However, there is another gamble on the BJP’s cards with regard to Pakistan and Kashmir. This is what might be called the constant elements of Indian foreign policy.   Even its foreign policy motto “Nation First, Universal Brotherhood” has two conflicting messages.  The business elite want rapprochement with Pakistan, but the Hindu nationalist elements of the party would brook “no flinching on the issue of Kashmir”[4], so there is no telling which way they would go.  However, ‘Two aides to Modi told Reuters in the run-up to the vote that if he becomes prime minister, India would get tougher in territorial disputes with China and more robust with Pakistan over attacks by Islamist militants based there.’[5]  This is coupled with an assertion in the manifesto, to reconsider article 370 of the Indian Constitution, which grants special status to Kashmir state: if the BJP tries to fully integrate the state, it will go well for the rhetoric of the nationalists, but it will infuriate both the Pakistanis and the Kashmiris, who view their different status as an expression of their identity, and would probably lead to even greater central control of Kashmir, another grating issue.

Further exacerbating relations with Muslims and Pakistan is an assertion that the BJP will consider the ground at Ayodhya, one the holiest sites in Hinduism, for the building and consolidation of a temple over the remains of a mosque.  The site is of particular importance to the BJP as it is holy to Lord Ram, and the profession of his godhood is one the central ideas of the RSS.  This was the place of the dispute that in 1992 resulted in more than 2000 deaths in inter-communal riots across the country when Hindu-nationalists tore down the mosque.

A final point of contention is in nuclear policy, which has garnered a lot of media attention.  The BJP have said they will “revise and update” India’s strategic nuclear doctrine.  This is important as India, at the moment, stresses a “no-first use” policy, while the Pakistanis, their major nuclear rival, do not.  While this could merely be nationalist rhetoric, it could be a signal to Islamabad to fear India more, and to reign in the more rogue elements of its military and intelligence services.
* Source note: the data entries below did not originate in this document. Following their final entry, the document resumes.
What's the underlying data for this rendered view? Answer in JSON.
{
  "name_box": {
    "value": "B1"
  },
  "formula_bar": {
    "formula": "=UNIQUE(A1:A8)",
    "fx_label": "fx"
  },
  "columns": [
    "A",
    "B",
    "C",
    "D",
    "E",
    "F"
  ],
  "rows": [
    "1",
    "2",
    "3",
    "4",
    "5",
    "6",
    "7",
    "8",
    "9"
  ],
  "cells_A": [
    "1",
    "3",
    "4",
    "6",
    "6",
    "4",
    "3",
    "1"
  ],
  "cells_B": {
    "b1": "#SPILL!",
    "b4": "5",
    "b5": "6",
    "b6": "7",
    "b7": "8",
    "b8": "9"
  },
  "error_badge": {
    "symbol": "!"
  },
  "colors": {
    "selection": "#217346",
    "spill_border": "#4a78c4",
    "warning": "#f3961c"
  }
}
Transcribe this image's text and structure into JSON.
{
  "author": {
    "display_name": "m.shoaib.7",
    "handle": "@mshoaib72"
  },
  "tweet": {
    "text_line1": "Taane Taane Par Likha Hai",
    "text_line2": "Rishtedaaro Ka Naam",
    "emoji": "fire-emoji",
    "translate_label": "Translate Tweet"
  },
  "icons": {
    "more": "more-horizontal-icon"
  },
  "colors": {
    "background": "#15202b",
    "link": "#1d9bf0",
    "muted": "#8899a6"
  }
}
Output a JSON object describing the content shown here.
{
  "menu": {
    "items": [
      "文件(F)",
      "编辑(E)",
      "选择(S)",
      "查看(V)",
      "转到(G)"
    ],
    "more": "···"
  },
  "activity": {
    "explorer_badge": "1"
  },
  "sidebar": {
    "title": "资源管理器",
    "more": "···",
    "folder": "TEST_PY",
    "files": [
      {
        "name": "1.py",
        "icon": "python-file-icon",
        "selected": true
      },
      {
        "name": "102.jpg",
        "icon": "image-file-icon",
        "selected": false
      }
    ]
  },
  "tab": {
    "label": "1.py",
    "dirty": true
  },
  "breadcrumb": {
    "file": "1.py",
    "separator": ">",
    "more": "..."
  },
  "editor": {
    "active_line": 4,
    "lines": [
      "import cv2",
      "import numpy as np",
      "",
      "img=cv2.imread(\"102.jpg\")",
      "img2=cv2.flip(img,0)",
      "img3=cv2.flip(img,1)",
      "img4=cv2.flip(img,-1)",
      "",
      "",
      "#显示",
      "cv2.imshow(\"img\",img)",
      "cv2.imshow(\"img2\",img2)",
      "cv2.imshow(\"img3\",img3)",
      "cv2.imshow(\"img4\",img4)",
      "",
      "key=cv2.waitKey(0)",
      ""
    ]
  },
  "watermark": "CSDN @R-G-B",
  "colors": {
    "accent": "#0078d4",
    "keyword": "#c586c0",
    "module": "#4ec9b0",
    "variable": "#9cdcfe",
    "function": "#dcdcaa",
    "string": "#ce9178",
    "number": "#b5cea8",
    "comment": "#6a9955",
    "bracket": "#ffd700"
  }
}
The threat remains the existential nuclear insecurity brought by a Hindu-nationalist government, while the reward will be the conclusion of the Most Favoured Nation trade talks on hold during the election.  The example of history, with the previous BJP administration from 1998-2004, shows a large degree of nationalist rhetoric before the election, but once they got into power, peace talks with Pakistan showed the most progress since the 1970s, until the Pakistani military incursion at Kargil.  The BJP want to forfend any military action by the Pakistanis, in order to satisfy their business interests, but still maintain a strong, nuclear-tipped rhetoric to appease their nationalist supporters.

The BJP will probably win this election and they will bring with them uncertainty, but also a much needed change from the stultifying effect of a decade of Congress’ rule.  They might sweep through and revitalise India; equally the nationalists might have their way.  Either way, nationalism is ascendant in India and nobody knows for sure what that means now.  It could be the shining future promised, or equally it could be a hideous monster from the past.